The South Oakdale Historic District was listed on the National Register of Historic Places in 1979. Portions of the content on this web page were adapted from a copy of the original nomination document. [‡]
The South Oakdale Historic District is one of the oldest, relatively intact areas of the town. It contains some of the few remaining early homes of the city, built in the late 1880s to the early 1900s. The men who built these early homes were all key figures in land development of both the residential and business parts of the new town.
One aspect that makes South Oakdale interesting is the development of different popular residential architectural styles over the years. Architect Frank C. Clark designed many of the homes. Clark came to Medford from New York (via California) in the early 1900s.
The development of South Oakdale can be directly attributed to the young men who came to the Rogue Valley in search of wealth as orchardists, many who already had considerable money with which to buy property. The establishment of the first commercial fruit acreage in the Medford area dates to 1885 when J. H. Stewart, a nurseryman from Missouri, and J. D. Whitman, Stewart's friend, came to the valley with their families.
Many of Medford's early community business leaders made their home in South Oakdale. These included: John Orth Jr., F. K. Deuel, Charles English, DelRoy Getchell and J. H. Stewart.
South Oakdale was very socially active in its early years. Residents were active in various city clubs and societies, and many engaged in personal entertaining at their homes. Many of the men belonged to the Rogue River University Club. Begun in 1910 it was a luncheon club and meeting place for men only.
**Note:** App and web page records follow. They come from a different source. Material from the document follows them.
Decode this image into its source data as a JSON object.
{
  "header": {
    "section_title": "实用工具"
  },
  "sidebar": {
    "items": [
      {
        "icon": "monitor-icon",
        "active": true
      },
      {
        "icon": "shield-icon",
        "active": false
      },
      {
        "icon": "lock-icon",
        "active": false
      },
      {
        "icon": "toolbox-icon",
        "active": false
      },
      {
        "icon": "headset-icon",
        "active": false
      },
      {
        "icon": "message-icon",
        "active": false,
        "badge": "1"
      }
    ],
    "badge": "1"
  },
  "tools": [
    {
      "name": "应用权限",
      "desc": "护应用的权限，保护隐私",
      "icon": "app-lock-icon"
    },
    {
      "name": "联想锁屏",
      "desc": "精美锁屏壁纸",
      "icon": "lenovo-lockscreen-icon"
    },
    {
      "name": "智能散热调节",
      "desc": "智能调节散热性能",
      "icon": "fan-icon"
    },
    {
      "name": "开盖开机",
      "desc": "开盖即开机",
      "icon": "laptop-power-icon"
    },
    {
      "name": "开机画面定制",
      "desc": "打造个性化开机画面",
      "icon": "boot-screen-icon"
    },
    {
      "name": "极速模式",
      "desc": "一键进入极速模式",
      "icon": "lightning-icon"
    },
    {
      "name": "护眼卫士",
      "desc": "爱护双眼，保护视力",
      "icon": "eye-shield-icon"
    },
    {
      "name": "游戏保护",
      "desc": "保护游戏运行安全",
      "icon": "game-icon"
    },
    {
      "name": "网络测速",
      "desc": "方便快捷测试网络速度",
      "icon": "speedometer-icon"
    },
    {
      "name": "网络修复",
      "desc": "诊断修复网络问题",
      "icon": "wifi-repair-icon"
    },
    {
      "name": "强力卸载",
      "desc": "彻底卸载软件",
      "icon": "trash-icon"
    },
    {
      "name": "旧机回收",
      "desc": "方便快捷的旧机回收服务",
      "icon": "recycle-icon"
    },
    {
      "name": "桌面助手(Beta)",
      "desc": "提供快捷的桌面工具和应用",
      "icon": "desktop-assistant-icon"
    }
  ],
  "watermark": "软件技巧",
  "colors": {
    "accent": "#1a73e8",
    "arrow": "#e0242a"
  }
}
The ladies organized the Ladies Improvement Society through which each member gave a tree to be planted in Library Park.
The lives of South Oakdale residents have touched all aspects of life in Medford since its founding in 1883.
Oakdale Avenue South